(2012) Plant Cell 24: 5074
- PubMed: 23250448
- DOI: 10.1105/tpc.112.104422
- Primary Citation of Related Structures:
- PubMed Abstract:
In the classical nucleocytoplasmic import pathway, nuclear localization signals (NLSs) in cargo proteins are recognized by the import receptor importin-α. Importin-α has two separate NLS binding sites (the major and the minor site), both of which rec ...
In the classical nucleocytoplasmic import pathway, nuclear localization signals (NLSs) in cargo proteins are recognized by the import receptor importin-α. Importin-α has two separate NLS binding sites (the major and the minor site), both of which recognize positively charged amino acid clusters in NLSs. Little is known about the molecular basis of the unique features of the classical nuclear import pathway in plants.
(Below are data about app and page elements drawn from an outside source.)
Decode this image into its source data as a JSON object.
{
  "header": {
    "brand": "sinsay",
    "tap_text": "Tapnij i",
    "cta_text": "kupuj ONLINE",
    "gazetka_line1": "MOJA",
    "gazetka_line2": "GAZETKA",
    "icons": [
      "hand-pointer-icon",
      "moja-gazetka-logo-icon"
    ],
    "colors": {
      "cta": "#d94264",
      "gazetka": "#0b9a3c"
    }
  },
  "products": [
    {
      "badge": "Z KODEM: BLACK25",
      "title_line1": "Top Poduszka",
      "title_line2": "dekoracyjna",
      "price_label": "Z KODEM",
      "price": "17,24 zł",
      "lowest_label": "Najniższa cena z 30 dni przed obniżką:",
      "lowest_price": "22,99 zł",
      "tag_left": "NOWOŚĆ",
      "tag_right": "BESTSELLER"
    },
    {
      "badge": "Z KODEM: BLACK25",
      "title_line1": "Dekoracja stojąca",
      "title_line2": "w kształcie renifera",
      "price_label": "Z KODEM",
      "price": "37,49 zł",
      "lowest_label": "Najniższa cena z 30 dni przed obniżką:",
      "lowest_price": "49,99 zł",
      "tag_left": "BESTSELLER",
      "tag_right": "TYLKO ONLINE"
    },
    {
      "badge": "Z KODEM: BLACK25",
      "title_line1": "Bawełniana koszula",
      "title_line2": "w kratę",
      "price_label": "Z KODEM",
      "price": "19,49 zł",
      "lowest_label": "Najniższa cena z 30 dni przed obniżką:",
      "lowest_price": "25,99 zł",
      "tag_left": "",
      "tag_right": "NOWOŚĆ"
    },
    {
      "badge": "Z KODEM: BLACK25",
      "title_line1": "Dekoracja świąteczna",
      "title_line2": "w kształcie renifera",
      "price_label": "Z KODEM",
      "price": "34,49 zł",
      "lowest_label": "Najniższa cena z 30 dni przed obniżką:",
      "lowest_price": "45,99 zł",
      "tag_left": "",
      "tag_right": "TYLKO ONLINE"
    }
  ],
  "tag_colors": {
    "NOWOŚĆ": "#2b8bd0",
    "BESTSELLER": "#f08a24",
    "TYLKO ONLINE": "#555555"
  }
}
We determined the crystal structure of rice (Oryza sativa) importin-α1a at 2-Å resolution. The structure reveals that the autoinhibitory mechanism mediated by the importin-β binding domain of importin-α operates in plants, with NLS-mimicking sequences binding to both minor and major NLS binding sites. Consistent with yeast and mammalian proteins, rice importin-α binds the prototypical NLS from simian virus 40 large T-antigen preferentially at the major NLS binding site. We show that two NLSs, previously described as plant specific, bind to and are functional with plant, mammalian, and yeast importin-α proteins but interact with rice importin-α more strongly. The crystal structures of their complexes with rice importin-α show that they bind to the minor NLS binding site. By contrast, the crystal structures of their complexes with mouse (Mus musculus) importin-α show preferential binding to the major NLS binding site. Our results reveal the molecular basis of a number of features of the classical nuclear transport pathway specific to plants.
School of Chemistry and Molecular Biosciences and Institute for Molecular Bioscience, University of Queensland, Brisbane Qld 4072, Australia.